The MTR was designed to fit inside an Altoids tin and I felt it would not be right to fit it in to anything else but an Altoids tin. I managed to find a tin (and a spare, which would be needed due to drilling mistakes!) of Altoids at my local supermarket, although at £1.25 each, they are not exactly QRP priced these days! ;-)

It took quite a lot of work to get all the holes drilled in the right position, the PCB is quite a 'cosy' fit into the tin, but I managed OK in the end. The connectors can't be fitted low enough down the sides of the tin and still allow the lid to close, this is due to allowing for clearance of the PCB. Notches had to be filed out of the lid with a 'rat tail' file to allow the lid to close. The tin is actually used up side down, as the photos will make clear.

Steven, KD1JV, provides a handy quick reference graphic in the MTR build document, I printed out a copy and laminated it. It just fits inside the tin lid and it comes in handy to jog the memory whilst out in the sticks. It can be seen that this little rig has lots of available functions, there are 3 keyer memories, RIT, battery voltage meter, built in Iambic keyer and also the Direct Frequency Entry feature noted before. A quick press of the 'Menu' button gives a read back of the current operating frequency in Morse code, aswell as in figures via the LED display.

Most builders are using their own graphics for the top of their MTR tins, but I used the one provided by Steven, KD1JV. I like to think that I have done a good job with MTR serial number 131 and I hope that KD1JV himself would be pleased with my efforts.

The specifications of the KD1JV Designs MTR from the build instructions:

Dual band, 20 M and 40 M typical, 30 M and 80 M possible.


MDS: ~0.2 uV

Small signal band width ~ 500 Hz

Audio output limited to ~ 800 mv p-p

Headphone output, 16 ohms min recommended.

Minimum current (no signal) ~35 ma


2.5 watts @ 9 volt supply typical

Spurs -50 dBc or better

I tried the MTR out from my local SOTA summit, Rombalds Moor (G/NP-028) a few weeks ago and I was very impressed with the performance. The receiver is excellent, very quiet indeed and very selective. The lack of volume control is not an issue whatsoever. I have yet to tweak the transmitter portion of the rig, but from 11v supply, my power meter was showing a healthy 4+ Watts on TX.

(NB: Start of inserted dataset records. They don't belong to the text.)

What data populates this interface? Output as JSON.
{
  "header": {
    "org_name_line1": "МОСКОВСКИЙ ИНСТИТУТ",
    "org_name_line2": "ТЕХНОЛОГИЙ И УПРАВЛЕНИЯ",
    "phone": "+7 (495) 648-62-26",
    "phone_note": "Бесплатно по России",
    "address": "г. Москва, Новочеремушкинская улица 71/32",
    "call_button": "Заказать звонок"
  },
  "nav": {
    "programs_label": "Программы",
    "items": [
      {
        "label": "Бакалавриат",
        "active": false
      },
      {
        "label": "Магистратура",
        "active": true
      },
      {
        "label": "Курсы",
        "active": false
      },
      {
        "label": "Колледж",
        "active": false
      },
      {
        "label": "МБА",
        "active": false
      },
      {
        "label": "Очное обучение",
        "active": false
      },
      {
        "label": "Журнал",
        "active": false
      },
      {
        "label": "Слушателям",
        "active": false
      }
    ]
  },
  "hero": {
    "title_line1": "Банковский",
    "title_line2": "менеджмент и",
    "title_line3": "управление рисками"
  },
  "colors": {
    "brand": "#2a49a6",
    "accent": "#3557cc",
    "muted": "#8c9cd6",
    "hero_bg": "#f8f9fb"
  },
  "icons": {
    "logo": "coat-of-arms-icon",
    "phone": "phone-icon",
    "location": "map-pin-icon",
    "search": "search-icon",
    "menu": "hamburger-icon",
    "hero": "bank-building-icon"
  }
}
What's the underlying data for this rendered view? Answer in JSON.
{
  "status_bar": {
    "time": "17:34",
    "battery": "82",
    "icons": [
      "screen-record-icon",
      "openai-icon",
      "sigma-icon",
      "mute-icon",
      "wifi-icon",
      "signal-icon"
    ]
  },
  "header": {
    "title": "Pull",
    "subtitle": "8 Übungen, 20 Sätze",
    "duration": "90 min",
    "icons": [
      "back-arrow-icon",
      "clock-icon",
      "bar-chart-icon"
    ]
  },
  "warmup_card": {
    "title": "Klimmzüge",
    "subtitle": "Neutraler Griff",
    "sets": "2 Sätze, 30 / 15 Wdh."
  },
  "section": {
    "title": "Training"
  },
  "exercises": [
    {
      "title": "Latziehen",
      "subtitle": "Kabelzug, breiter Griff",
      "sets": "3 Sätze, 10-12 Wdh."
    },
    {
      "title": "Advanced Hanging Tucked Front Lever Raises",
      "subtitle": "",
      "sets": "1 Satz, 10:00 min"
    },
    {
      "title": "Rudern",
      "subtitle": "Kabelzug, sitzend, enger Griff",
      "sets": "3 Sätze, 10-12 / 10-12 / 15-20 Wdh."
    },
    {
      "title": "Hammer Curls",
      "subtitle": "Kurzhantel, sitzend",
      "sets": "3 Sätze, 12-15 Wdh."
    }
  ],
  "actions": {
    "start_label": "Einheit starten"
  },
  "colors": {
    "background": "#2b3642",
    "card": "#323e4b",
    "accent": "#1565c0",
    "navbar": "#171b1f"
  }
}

Overall, the MTR is an amazing rig!

1 comment:

  1. Wow, thanks for the good report and sharp photos. I want to get my hands on this kit next month...
    73 de Chris HS0ZFE